How OIS Improves Your Photos By noisy
Whether it’s the Nothing phone (1) or any of the other flagship or upper-midrange phones you’ve been considering, a term you’ve probably come across multiple times is OIS, or optical image stabilization. This camera feature can be found today in many smartphones across all categories. OIS is known to enhance your photography experience, and brands advertising the same thing won’t stop telling you so. But how exactly does the technology work? In today’s edition of Tech InDepth, we’ll take a closer look at OIS and how it works.
Table of Contents
What is OIS?
Optical Image Stabilization is a technology used in smartphones and cameras that helps stabilize the picture-taking components of your phone or camera to minimize or completely nullify “shake” in images. This allows you to take sharper photos from your device, even when you’re holding it in your hand.
OIS is particularly useful when you want to take photos at night or in low-light scenarios, as it keeps the camera stable for longer so it can capture more light when you’re in a darker environment, providing brighter, more pleasing photos than otherwise. way they would probably need. a tripod or some other form of stabilization to achieve.
Note that OIS only helps with a shaky camera, not a shaky or fast-moving subject. So if you’re thinking OIS would help you get better shots of your running pet, it won’t.
OIS against EIS
OIS should not be confused with EIS (Electronic Image Stabilization), which may sound like a digital implementation of the same technology, but is actually a completely different technology. EIS is used to record video and works by shaking the various frames of a video to compile what appears to be more stable footage with reduced jitter.
In fact, it is possible that the same camera has OIS and EIS support, OIS for photos and EIS for videos, as we see in the main camera of the Nothing phone (1), for example.
Types of ISO
OIS mechanisms are achieved by using a combination of electromagnets, gyroscopic sensors, and rotors to allow the lens or sensor itself to change its angle when an image is taken. The lens movement mechanism is used in larger cameras and since they involve lens movement, this mechanism requires some distance between the lens and the sensor. The result is a sharper image as the image remains constant on the sensor as the lens moves. However, due to the space required, such a mechanism is not often seen in smaller devices such as phones.
The other type of OIS implementation involves sensor movement. This requires relatively much less space, allowing such a setup to exist in smartphone camera setups. However, this results in lower quality images compared to the moving lens mechanism.
How does it work
As we mentioned earlier, optical image stabilization works by using a complex yet compact mechanism of sensors, electromagnets, and rotors. These components help shake out the sensor, which is usually tethered to the rest of the phone by small spring-like structures, allowing it to move to a certain extent.
When your hand shakes while taking a photo, the phone, and therefore the camera settings, shake with it. Sensors in an OIS mechanism quickly detect the direction of movement when this happens and send signals to electromagnets which can now move the sensor as desired.

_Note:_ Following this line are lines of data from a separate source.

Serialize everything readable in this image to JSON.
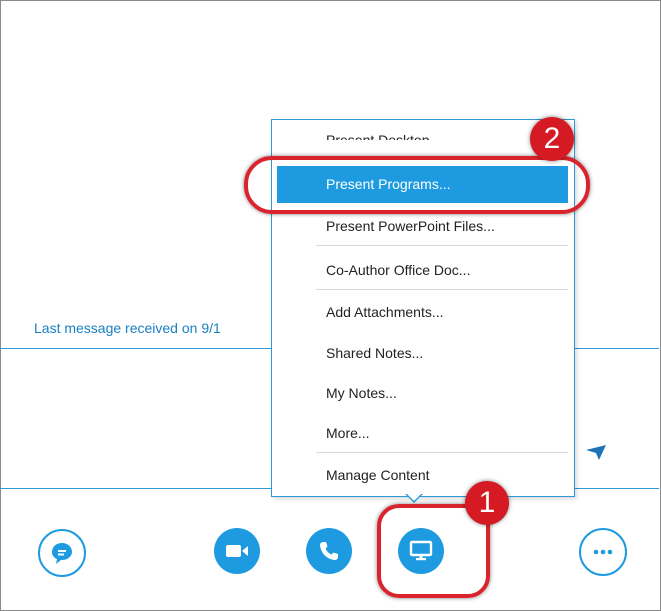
{
  "conversation": {
    "last_message": "Last message received on 9/1"
  },
  "present_menu": {
    "items": [
      {
        "label": "Present Desktop"
      },
      {
        "label": "Present Programs...",
        "selected": true
      },
      {
        "label": "Present PowerPoint Files..."
      },
      {
        "label": "Co-Author Office Doc..."
      },
      {
        "label": "Add Attachments..."
      },
      {
        "label": "Shared Notes..."
      },
      {
        "label": "My Notes..."
      },
      {
        "label": "More..."
      },
      {
        "label": "Manage Content"
      }
    ]
  },
  "toolbar": {
    "buttons": [
      {
        "icon": "im-chat-icon"
      },
      {
        "icon": "video-camera-icon"
      },
      {
        "icon": "phone-icon"
      },
      {
        "icon": "monitor-present-icon"
      },
      {
        "icon": "more-options-icon"
      }
    ]
  },
  "annotations": {
    "step1": "1",
    "step2": "2"
  },
  "colors": {
    "accent": "#1e9be0",
    "highlight_ring": "#d9242d",
    "badge": "#d51a23"
  }
}
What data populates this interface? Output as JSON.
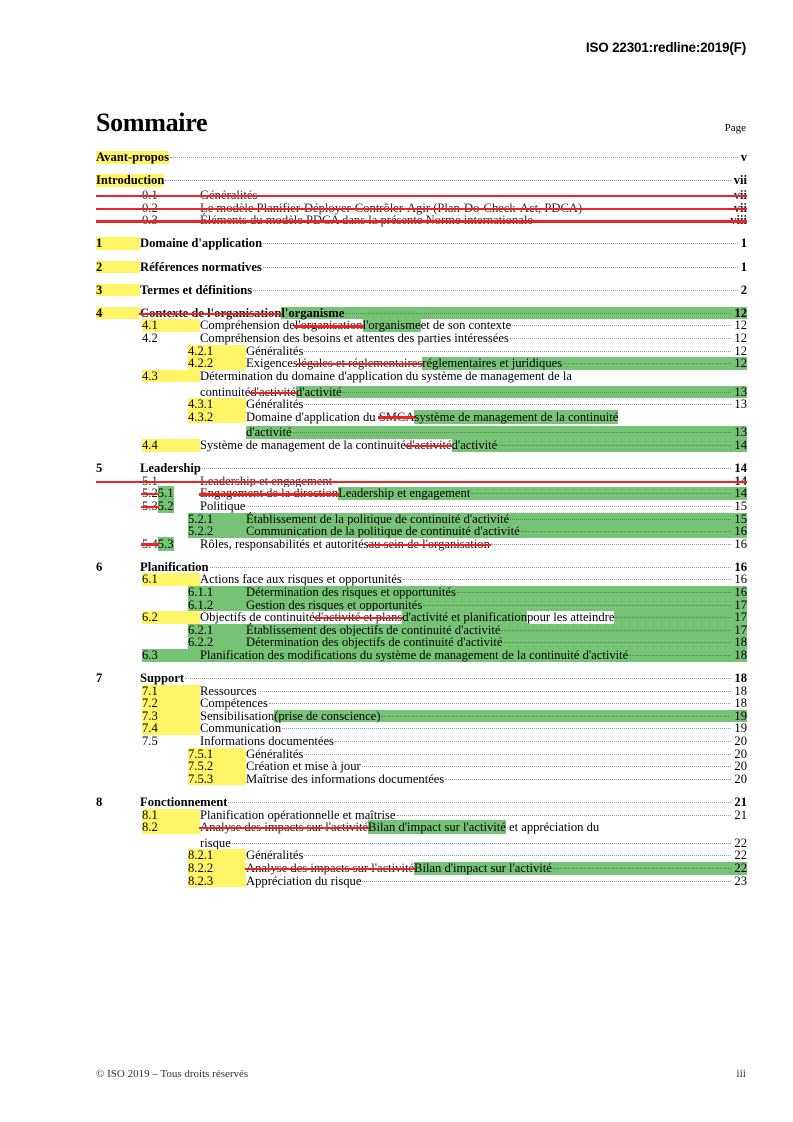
{
  "header": {
    "doc_ref": "ISO 22301:redline:2019(F)"
  },
  "title": {
    "heading": "Sommaire",
    "page_label": "Page"
  },
  "toc": {
    "entries": [
      {
        "num": "",
        "text": "Avant-propos",
        "page": "v"
      },
      {
        "num": "",
        "text": "Introduction",
        "page": "vii"
      },
      {
        "num": "0.1",
        "text": "Généralités",
        "page": "vii"
      },
      {
        "num": "0.2",
        "text": "Le modèle Planifier-Déployer-Contrôler-Agir (Plan-Do-Check-Act, PDCA)",
        "page": "vii"
      },
      {
        "num": "0.3",
        "text": "Éléments du modèle PDCA dans la présente Norme internationale",
        "page": "viii"
      },
      {
        "num": "1",
        "text": "Domaine d'application",
        "page": "1"
      },
      {
        "num": "2",
        "text": "Références normatives",
        "page": "1"
      },
      {
        "num": "3",
        "text": "Termes et définitions",
        "page": "2"
      },
      {
        "num": "4",
        "text_del": "Contexte de l'organisation",
        "text_ins": "l'organisme",
        "page": "12"
      },
      {
        "num": "4.1",
        "text_a": "Compréhension de ",
        "text_del": "l'organisation",
        "text_ins": "l'organisme",
        "text_b": " et de son contexte",
        "page": "12"
      },
      {
        "num": "4.2",
        "text": "Compréhension des besoins et attentes des parties intéressées",
        "page": "12"
      },
      {
        "num": "4.2.1",
        "text": "Généralités",
        "page": "12"
      },
      {
        "num": "4.2.2",
        "text_a": "Exigences ",
        "text_del": "légales et réglementaires",
        "text_ins": "réglementaires et juridiques",
        "page": "12"
      },
      {
        "num": "4.3",
        "text_line1": "Détermination du domaine d'application du système de management de la",
        "text_line2_a": "continuité ",
        "text_line2_del": "d'activité",
        "text_line2_ins": "d'activité",
        "page": "13"
      },
      {
        "num": "4.3.1",
        "text": "Généralités",
        "page": "13"
      },
      {
        "num": "4.3.2",
        "text_a": "Domaine d'application du ",
        "text_del": "SMCA",
        "text_ins_line1": "système de management de la continuité",
        "text_ins_line2": "d'activité",
        "page": "13"
      },
      {
        "num": "4.4",
        "text_a": "Système de management de la continuité ",
        "text_del": "d'activité",
        "text_ins": "d'activité",
        "page": "14"
      },
      {
        "num": "5",
        "text": "Leadership",
        "page": "14"
      },
      {
        "num": "5.1",
        "text": "Leadership et engagement",
        "page": "14",
        "all_deleted": true
      },
      {
        "num_del": "5.2",
        "num_ins": "5.1",
        "text_del": "Engagement de la direction",
        "text_ins": "Leadership et engagement",
        "page": "14"
      },
      {
        "num_del": "5.3",
        "num_ins": "5.2",
        "text": "Politique",
        "page": "15"
      },
      {
        "num": "5.2.1",
        "text": "Établissement de la politique de continuité d'activité",
        "page": "15"
      },
      {
        "num": "5.2.2",
        "text": "Communication de la politique de continuité d'activité",
        "page": "16"
      },
      {
        "num_del": "5.4",
        "num_ins": "5.3",
        "text_a": "Rôles, responsabilités et autorités",
        "text_del": " au sein de l'organisation",
        "page": "16"
      },
      {
        "num": "6",
        "text": "Planification",
        "page": "16"
      },
      {
        "num": "6.1",
        "text": "Actions face aux risques et opportunités",
        "page": "16"
      },
      {
        "num": "6.1.1",
        "text": "Détermination des risques et opportunités",
        "page": "16"
      },
      {
        "num": "6.1.2",
        "text": "Gestion des risques et opportunités",
        "page": "17"
      },
      {
        "num": "6.2",
        "text_a": "Objectifs de continuité ",
        "text_del": "d'activité et plans",
        "text_ins": "d'activité et planification",
        "text_b": " pour les atteindre",
        "page": "17"
      },
      {
        "num": "6.2.1",
        "text": "Établissement des objectifs de continuité d'activité",
        "page": "17"
      },
      {
        "num": "6.2.2",
        "text": "Détermination des objectifs de continuité d'activité",
        "page": "18"
      },
      {
        "num": "6.3",
        "text": "Planification des modifications du système de management de la continuité d'activité",
        "page": "18"
      },
      {
        "num": "7",
        "text": "Support",
        "page": "18"
      },
      {
        "num": "7.1",
        "text": "Ressources",
        "page": "18"
      },
      {
        "num": "7.2",
        "text": "Compétences",
        "page": "18"
      },
      {
        "num": "7.3",
        "text_a": "Sensibilisation ",
        "text_ins": "(prise de conscience)",
        "page": "19"
      },
      {
        "num": "7.4",
        "text": "Communication",
        "page": "19"
      },
      {
        "num": "7.5",
        "text": "Informations documentées",
        "page": "20"
      },
      {
        "num": "7.5.1",
        "text": "Généralités",
        "page": "20"
      },
      {
        "num": "7.5.2",
        "text": "Création et mise à jour",
        "page": "20"
      },
      {
        "num": "7.5.3",
        "text": "Maîtrise des informations documentées",
        "page": "20"
      },
      {
        "num": "8",
        "text": "Fonctionnement",
        "page": "21"
      },
      {
        "num": "8.1",
        "text": "Planification opérationnelle et maîtrise",
        "page": "21"
      },
      {
        "num": "8.2",
        "text_del": "Analyse des impacts sur l'activité",
        "text_ins": "Bilan d'impact sur l'activité",
        "text_b": " et appréciation du",
        "text_line2": "risque",
        "page": "22"
      },
      {
        "num": "8.2.1",
        "text": "Généralités",
        "page": "22"
      },
      {
        "num": "8.2.2",
        "text_del": "Analyse des impacts sur l'activité",
        "text_ins": "Bilan d'impact sur l'activité",
        "page": "22"
      },
      {
        "num": "8.2.3",
        "text": "Appréciation du risque",
        "page": "23"
      }
    ]
  },
  "footer": {
    "copyright": "© ISO 2019 – Tous droits réservés",
    "page_number": "iii"
  },
  "colors": {
    "insert_highlight": "#76c376",
    "delete_stroke": "#ee2222",
    "change_bar_highlight": "#fff566"
  }
}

When your camera shake moves in one direction, either horizontally or vertically, the electromagnets push the sensor in the opposite direction to compensate. This allows the sensor and image to remain relatively free of movement to a certain extent, relative to each other.
Watch this video of an eagle steadying its head to keep its sights on prey. Head stabilization is key for birds such as eagles and owls to hunt prey, as shaking could mean a momentary loss of vision and prey escaping.
An OIS camera sensor will similarly move within the body of the phone to compensate for horizontal and vertical movement. As you might have guessed, this works only for small movements, so an OIS camera won’t save your footage if your hand is moving and not just shaking. While the technology helps stabilize your photos and gives you cleaner shots, you’ll still need stationary arms to get the most out of your OIS-enabled smartphone camera.